**SUPPLIED MATERIAL**
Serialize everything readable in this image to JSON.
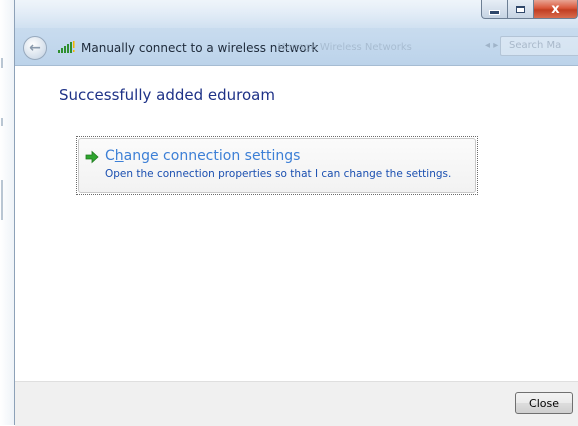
{
  "window": {
    "title": "Manually connect to a wireless network",
    "ghost_address": "Manage Wireless Networks",
    "ghost_search": "Search Ma",
    "caption_close_glyph": "x",
    "back_glyph": "←"
  },
  "content": {
    "heading": "Successfully added eduroam",
    "command_link": {
      "title_prefix": "C",
      "title_underlined": "h",
      "title_rest": "ange connection settings",
      "description": "Open the connection properties so that I can change the settings."
    }
  },
  "footer": {
    "close_label": "Close"
  },
  "colors": {
    "heading": "#1e3287",
    "link_title": "#3c7fd6",
    "link_desc": "#1a4fb0",
    "arrow": "#2fa52f"
  }
}
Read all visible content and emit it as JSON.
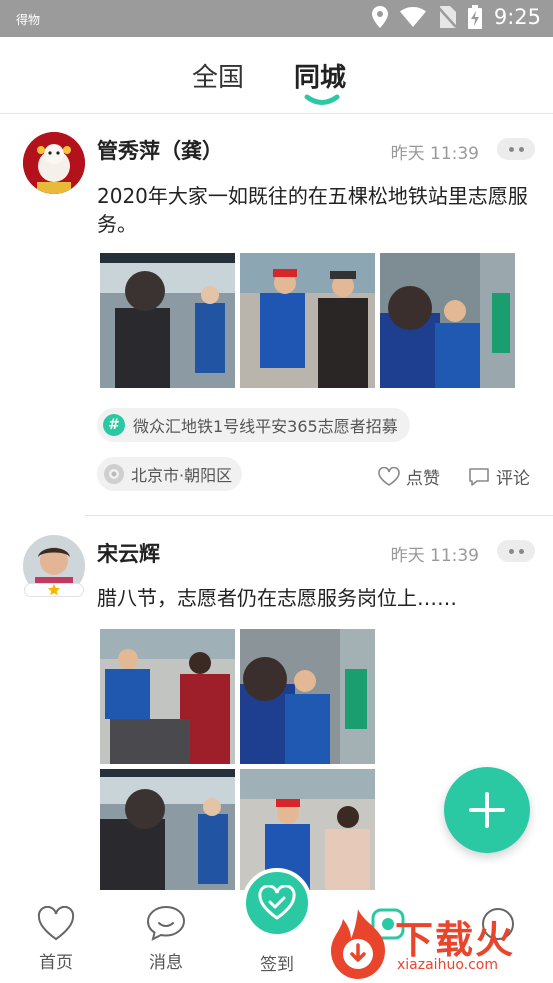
{
  "status_bar": {
    "carrier": "得物",
    "time": "9:25"
  },
  "tabs": [
    {
      "label": "全国"
    },
    {
      "label": "同城"
    }
  ],
  "posts": [
    {
      "user": "管秀萍（龚）",
      "time": "昨天 11:39",
      "content": "2020年大家一如既往的在五棵松地铁站里志愿服务。",
      "topic": "微众汇地铁1号线平安365志愿者招募",
      "location": "北京市·朝阳区",
      "like_label": "点赞",
      "comment_label": "评论"
    },
    {
      "user": "宋云辉",
      "time": "昨天 11:39",
      "content": "腊八节，志愿者仍在志愿服务岗位上……"
    }
  ],
  "bottom_nav": {
    "home": "首页",
    "messages": "消息",
    "checkin": "签到"
  },
  "watermark": {
    "text": "下载火",
    "url": "xiazaihuo.com"
  },
  "colors": {
    "accent": "#2bc9a3",
    "watermark": "#e8452c"
  }
}
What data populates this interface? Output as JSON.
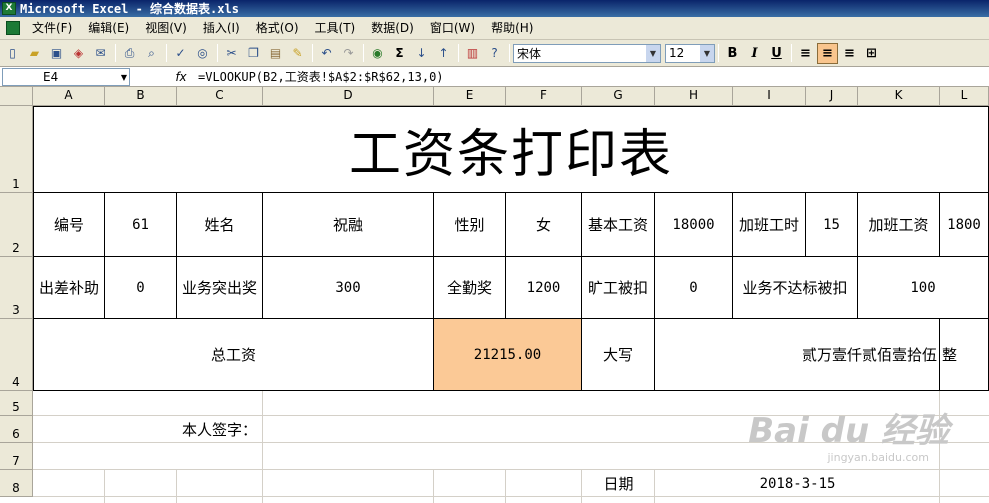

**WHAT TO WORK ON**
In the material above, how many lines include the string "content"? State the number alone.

**RESULT FOR THIS TASK**
4